To do » Your answer must be every line of the data that contains "comments".
(Records)
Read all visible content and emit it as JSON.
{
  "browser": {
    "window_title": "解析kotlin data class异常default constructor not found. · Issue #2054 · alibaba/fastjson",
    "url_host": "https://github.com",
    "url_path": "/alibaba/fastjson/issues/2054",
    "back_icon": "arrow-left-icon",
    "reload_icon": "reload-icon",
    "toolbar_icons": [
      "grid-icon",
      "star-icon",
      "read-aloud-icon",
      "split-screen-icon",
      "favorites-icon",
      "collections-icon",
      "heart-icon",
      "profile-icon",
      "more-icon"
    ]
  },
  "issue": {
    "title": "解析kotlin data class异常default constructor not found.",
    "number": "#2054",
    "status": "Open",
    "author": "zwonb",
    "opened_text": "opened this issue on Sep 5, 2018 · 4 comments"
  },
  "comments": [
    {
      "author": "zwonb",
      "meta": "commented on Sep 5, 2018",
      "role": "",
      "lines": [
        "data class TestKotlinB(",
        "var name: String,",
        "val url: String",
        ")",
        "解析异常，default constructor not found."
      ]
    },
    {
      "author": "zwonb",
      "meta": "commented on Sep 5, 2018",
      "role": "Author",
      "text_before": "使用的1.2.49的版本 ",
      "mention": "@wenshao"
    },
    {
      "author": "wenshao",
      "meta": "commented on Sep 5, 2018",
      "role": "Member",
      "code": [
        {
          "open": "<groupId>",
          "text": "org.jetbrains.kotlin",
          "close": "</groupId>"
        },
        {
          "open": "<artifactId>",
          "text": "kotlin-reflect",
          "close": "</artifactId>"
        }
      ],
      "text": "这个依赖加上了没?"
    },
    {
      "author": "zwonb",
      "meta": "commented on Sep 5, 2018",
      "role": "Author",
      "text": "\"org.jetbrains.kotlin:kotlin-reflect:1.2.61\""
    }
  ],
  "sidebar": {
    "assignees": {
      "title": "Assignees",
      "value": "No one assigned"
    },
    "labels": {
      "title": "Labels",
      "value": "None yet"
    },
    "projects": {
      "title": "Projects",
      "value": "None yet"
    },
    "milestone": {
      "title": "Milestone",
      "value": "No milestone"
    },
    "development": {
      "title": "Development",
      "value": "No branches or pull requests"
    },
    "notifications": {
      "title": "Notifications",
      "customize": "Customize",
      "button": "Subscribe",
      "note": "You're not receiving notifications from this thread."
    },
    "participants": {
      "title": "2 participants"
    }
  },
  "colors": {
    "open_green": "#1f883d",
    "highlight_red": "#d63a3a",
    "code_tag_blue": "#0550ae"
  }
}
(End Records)
Task solution »
    "opened_text": "opened this issue on Sep 5, 2018 · 4 comments"
  "comments": [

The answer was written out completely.